When forging a bar of martensitic steel, hardness is often the priority consideration of a steel’s property. That means the machinability and durability may be compromised.
420 stainless steel has excellent hardening capability and can be hardened up to 50 HRC or higher on Rockwell Scale. In pre-hardened and tempered 420 knives, hardness higher than 65 HRC can be achieved through nitriding. 420 Steel has a higher hardness compared to other %12 Cr steels.
420 steel shows a great balance of toughness and hardness. It also has decent ductility in the annealed state.
Hardness is something to consider when talking about sharpening a knife. While 420 steel shows pretty good hardness since it is martensitic steel, it is still a low C steel. Therefore, it’s considered mild steel. And it is one of the easiest knives to sharpen.
Being soft steel, 420 steel doesn’t hold its edge well. As edge retention decreases, sharpening needs frequency increases. So, even though 420 steel blades are easy to sharpen, they require sharpening very often.
420 steel as a kitchen knife: is it good?
As we mentioned before, 420 steel is used in many areas. It can be used as a surgical knife, survival knife, diving knife, scissor blade, or tooling blade. One of these prominent uses is the one that we encounter most in daily life; kitchen knife.
Stating the obvious, 420-grade steel pros and cons as a kitchen knife. Some of the pros are:
- It is resistant to corrosion. Due to this 420 steel is convenient for moisty duties of the kitchen.
- Ease of sharpening is a pro for this steel. It is soft steel yet has good toughness.
- It also has a very affordable price. It is one of the reasons why 420 steel knives are so common.
- It has excellent machinability. As a result, it can be used in many different types of knives.
On the other hand, 420 steel has some cons as well. Some of the cons are:
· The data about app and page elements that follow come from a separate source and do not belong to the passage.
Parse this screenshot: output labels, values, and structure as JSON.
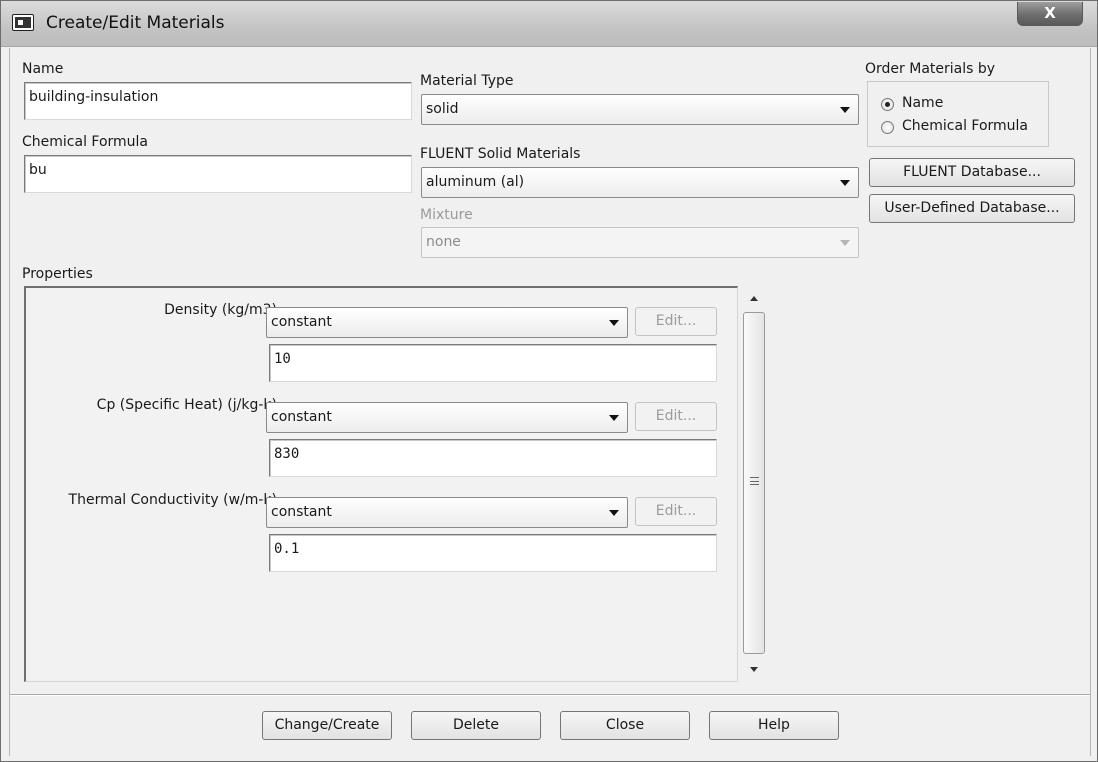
{
  "window": {
    "title": "Create/Edit Materials",
    "close_glyph": "X"
  },
  "form": {
    "name_label": "Name",
    "name_value": "building-insulation",
    "formula_label": "Chemical Formula",
    "formula_value": "bu",
    "material_type_label": "Material Type",
    "material_type_value": "solid",
    "solid_materials_label": "FLUENT Solid Materials",
    "solid_materials_value": "aluminum (al)",
    "mixture_label": "Mixture",
    "mixture_value": "none"
  },
  "order": {
    "label": "Order Materials by",
    "options": [
      {
        "label": "Name",
        "checked": true
      },
      {
        "label": "Chemical Formula",
        "checked": false
      }
    ]
  },
  "database_buttons": {
    "fluent": "FLUENT Database...",
    "user": "User-Defined Database..."
  },
  "properties": {
    "label": "Properties",
    "items": [
      {
        "label": "Density (kg/m3)",
        "method": "constant",
        "edit": "Edit...",
        "value": "10"
      },
      {
        "label": "Cp (Specific Heat) (j/kg-k)",
        "method": "constant",
        "edit": "Edit...",
        "value": "830"
      },
      {
        "label": "Thermal Conductivity (w/m-k)",
        "method": "constant",
        "edit": "Edit...",
        "value": "0.1"
      }
    ]
  },
  "footer": {
    "change_create": "Change/Create",
    "delete": "Delete",
    "close": "Close",
    "help": "Help"
  }
}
- It does not have enough competence to be preferred as a survival knife or chef’s knife. However, these properties are enough to make 420 steel an ideal beginner’s knife.
- It loses edge too easily. This results in a un user-friendly result, such as the need for constant sharpening.
420 vs. other steels
420 vs 440 steel
Comparing 440 to 420 steel is like comparing two almost identical things. Yet, little differences separates them apart.
420 steel has lower C and Cr content than 440 steel. While 420 grade has %12-14 Cr and %0.15-0.38 C, 440 grade has %16-18 Cr and %0.6-0.75 C content. Even though both of these steels are martensitic steels with similar contents, 440 steel has better corrosion resistance and hardness.
420 vs. 1095 steel
1095 is a high C steel which separates it from 420 steel in many ways. 1095 is much harder, and sharper than 420 steel. However both steel can’t hold their edge well.
How to care for 420 steel?
Stainless does not mean that it will never rust, 420-grade steel may need to be left dry or even oiled after cleaning. Since it is weak in terms of edge retention, it needs constant sharpening. It’s a relatively affordable knife that doesn’t need to be stored in special boxes like a chef’s knife. However, it is better to be careful at storing all kitchen knives.
Should you add 420 steel to your products?
That is a little bit of a complex decision but yes you should! Of course, when making this decision, the customer base and the pros and cons of the 420 blade should be taken into account. Even though it doesn’t perform as excellent as Professional kitchen knives, it is enough for many purposes.
As a relatively cheap, tough, and hard stainless steel, it is good for customers who are looking for a beginner type of knife. Being an accessible, versatile, and cheap knife, 420 would be a good choice for a business owner to invest.
Although the 420 steel is not considered a high-end knife, it can be considered a pretty good knife for its price range. This explains why it appears everywhere.
You can review the articles on our blog to learn about different types of knives like this, how to take care of a knife and how to sell knives. Take a look at our products and strengthen your business by combining knowledge with our help. Contact us if you need any help, until next time!